■ EXERCISE REQUIREMENTS
Please reproduce every entry below without omitting a single line.

[Opening TASK INPUTS section]

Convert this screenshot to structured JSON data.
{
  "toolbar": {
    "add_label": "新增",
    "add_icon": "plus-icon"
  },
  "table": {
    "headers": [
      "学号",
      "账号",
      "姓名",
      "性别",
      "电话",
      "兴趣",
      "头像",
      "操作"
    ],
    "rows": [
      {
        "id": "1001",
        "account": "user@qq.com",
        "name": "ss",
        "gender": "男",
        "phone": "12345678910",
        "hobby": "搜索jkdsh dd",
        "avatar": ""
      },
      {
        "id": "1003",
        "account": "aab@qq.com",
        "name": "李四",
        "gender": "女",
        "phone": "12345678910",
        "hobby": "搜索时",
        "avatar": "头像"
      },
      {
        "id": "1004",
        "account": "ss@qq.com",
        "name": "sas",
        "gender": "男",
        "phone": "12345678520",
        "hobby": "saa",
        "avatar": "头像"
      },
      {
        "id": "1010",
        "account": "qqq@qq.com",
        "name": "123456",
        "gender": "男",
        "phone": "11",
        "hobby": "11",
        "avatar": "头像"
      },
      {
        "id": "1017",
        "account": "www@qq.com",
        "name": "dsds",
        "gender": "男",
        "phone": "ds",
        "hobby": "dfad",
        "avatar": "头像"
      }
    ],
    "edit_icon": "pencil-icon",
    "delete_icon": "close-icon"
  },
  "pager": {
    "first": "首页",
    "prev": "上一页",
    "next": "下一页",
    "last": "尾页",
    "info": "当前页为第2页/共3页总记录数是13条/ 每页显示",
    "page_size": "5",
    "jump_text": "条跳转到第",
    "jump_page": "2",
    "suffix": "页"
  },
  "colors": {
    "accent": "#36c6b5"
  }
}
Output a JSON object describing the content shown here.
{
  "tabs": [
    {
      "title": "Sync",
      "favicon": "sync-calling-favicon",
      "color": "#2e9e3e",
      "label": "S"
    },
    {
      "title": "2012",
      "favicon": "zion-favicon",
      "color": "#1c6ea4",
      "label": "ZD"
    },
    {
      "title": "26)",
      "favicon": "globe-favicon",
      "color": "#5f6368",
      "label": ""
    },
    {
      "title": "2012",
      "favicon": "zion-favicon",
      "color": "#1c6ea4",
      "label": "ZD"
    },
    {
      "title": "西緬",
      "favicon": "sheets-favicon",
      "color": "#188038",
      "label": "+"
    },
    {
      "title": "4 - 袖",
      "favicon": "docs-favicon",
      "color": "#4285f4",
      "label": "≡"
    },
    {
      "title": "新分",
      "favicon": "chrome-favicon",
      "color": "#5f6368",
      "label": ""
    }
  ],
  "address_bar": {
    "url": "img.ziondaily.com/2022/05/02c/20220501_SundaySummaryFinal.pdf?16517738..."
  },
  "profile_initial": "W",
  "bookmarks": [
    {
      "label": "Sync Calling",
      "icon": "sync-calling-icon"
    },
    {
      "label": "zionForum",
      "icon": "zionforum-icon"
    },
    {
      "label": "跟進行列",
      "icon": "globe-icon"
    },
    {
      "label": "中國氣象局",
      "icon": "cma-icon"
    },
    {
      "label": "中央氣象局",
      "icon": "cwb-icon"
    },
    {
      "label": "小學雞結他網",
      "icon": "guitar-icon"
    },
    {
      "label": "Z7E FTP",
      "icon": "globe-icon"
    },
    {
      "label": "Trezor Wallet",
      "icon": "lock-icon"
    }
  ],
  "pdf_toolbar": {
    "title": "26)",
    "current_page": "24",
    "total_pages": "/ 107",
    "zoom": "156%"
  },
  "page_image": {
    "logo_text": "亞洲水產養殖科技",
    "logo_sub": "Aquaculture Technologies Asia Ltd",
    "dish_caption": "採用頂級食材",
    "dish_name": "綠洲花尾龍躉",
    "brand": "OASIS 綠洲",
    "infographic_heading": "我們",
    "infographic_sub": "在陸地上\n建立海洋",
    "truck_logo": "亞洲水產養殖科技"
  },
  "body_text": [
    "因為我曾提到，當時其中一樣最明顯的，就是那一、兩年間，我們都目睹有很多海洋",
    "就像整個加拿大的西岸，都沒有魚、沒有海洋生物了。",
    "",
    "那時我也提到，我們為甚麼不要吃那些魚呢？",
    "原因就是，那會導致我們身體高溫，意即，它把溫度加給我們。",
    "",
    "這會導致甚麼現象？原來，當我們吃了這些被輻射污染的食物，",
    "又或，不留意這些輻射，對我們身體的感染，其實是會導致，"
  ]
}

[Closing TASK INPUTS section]

■ WRITTEN ANSWER
Convert this screenshot to structured JSON data.
{
  "toolbar": {
    "add_label": "新增",
    "add_icon": "plus-icon"
  },
  "table": {
    "headers": [
      "学号",
      "账号",
      "姓名",
      "性别",
      "电话",
      "兴趣",
      "头像",
      "操作"
    ],
    "rows": [
      {
        "id": "1001",
        "account": "user@qq.com",
        "name": "ss",
        "gender": "男",
        "phone": "12345678910",
        "hobby": "搜索jkdsh dd",
        "avatar": ""
      },
      {
        "id": "1003",
        "account": "aab@qq.com",
        "name": "李四",
        "gender": "女",
        "phone": "12345678910",
        "hobby": "搜索时",
        "avatar": "头像"
      },
      {
        "id": "1004",
        "account": "ss@qq.com",
        "name": "sas",
        "gender": "男",
        "phone": "12345678520",
        "hobby": "saa",
        "avatar": "头像"
      },
      {
        "id": "1010",
        "account": "qqq@qq.com",
        "name": "123456",
        "gender": "男",
        "phone": "11",
        "hobby": "11",
        "avatar": "头像"
      },
      {
        "id": "1017",
        "account": "www@qq.com",
        "name": "dsds",
        "gender": "男",
        "phone": "ds",
        "hobby": "dfad",
        "avatar": "头像"
      }
    ],
    "edit_icon": "pencil-icon",
    "delete_icon": "close-icon"
  },
  "pager": {
    "first": "首页",
    "prev": "上一页",
    "next": "下一页",
    "last": "尾页",
    "info": "当前页为第2页/共3页总记录数是13条/ 每页显示",
    "page_size": "5",
    "jump_text": "条跳转到第",
    "jump_page": "2",
    "suffix": "页"
  },
  "colors": {
    "accent": "#36c6b5"
  }
}
Output a JSON object describing the content shown here.
{
  "tabs": [
    {
      "title": "Sync",
      "favicon": "sync-calling-favicon",
      "color": "#2e9e3e",
      "label": "S"
    },
    {
      "title": "2012",
      "favicon": "zion-favicon",
      "color": "#1c6ea4",
      "label": "ZD"
    },
    {
      "title": "26)",
      "favicon": "globe-favicon",
      "color": "#5f6368",
      "label": ""
    },
    {
      "title": "2012",
      "favicon": "zion-favicon",
      "color": "#1c6ea4",
      "label": "ZD"
    },
    {
      "title": "西緬",
      "favicon": "sheets-favicon",
      "color": "#188038",
      "label": "+"
    },
    {
      "title": "4 - 袖",
      "favicon": "docs-favicon",
      "color": "#4285f4",
      "label": "≡"
    },
    {
      "title": "新分",
      "favicon": "chrome-favicon",
      "color": "#5f6368",
      "label": ""
    }
  ],
  "address_bar": {
    "url": "img.ziondaily.com/2022/05/02c/20220501_SundaySummaryFinal.pdf?16517738..."
  },
  "profile_initial": "W",
  "bookmarks": [
    {
      "label": "Sync Calling",
      "icon": "sync-calling-icon"
    },
    {
      "label": "zionForum",
      "icon": "zionforum-icon"
    },
    {
      "label": "跟進行列",
      "icon": "globe-icon"
    },
    {
      "label": "中國氣象局",
      "icon": "cma-icon"
    },
    {
      "label": "中央氣象局",
      "icon": "cwb-icon"
    },
    {
      "label": "小學雞結他網",
      "icon": "guitar-icon"
    },
    {
      "label": "Z7E FTP",
      "icon": "globe-icon"
    },
    {
      "label": "Trezor Wallet",
      "icon": "lock-icon"
    }
  ],
  "pdf_toolbar": {
    "title": "26)",
    "current_page": "24",
    "total_pages": "/ 107",
    "zoom": "156%"
  },
  "page_image": {
    "logo_text": "亞洲水產養殖科技",
    "logo_sub": "Aquaculture Technologies Asia Ltd",
    "dish_caption": "採用頂級食材",
    "dish_name": "綠洲花尾龍躉",
    "brand": "OASIS 綠洲",
    "infographic_heading": "我們",
    "infographic_sub": "在陸地上\n建立海洋",
    "truck_logo": "亞洲水產養殖科技"
  },
  "body_text": [
    "因為我曾提到，當時其中一樣最明顯的，就是那一、兩年間，我們都目睹有很多海洋",
    "就像整個加拿大的西岸，都沒有魚、沒有海洋生物了。",
    "",
    "那時我也提到，我們為甚麼不要吃那些魚呢？",
    "原因就是，那會導致我們身體高溫，意即，它把溫度加給我們。",
    "",
    "這會導致甚麼現象？原來，當我們吃了這些被輻射污染的食物，",
    "又或，不留意這些輻射，對我們身體的感染，其實是會導致，"
  ]
}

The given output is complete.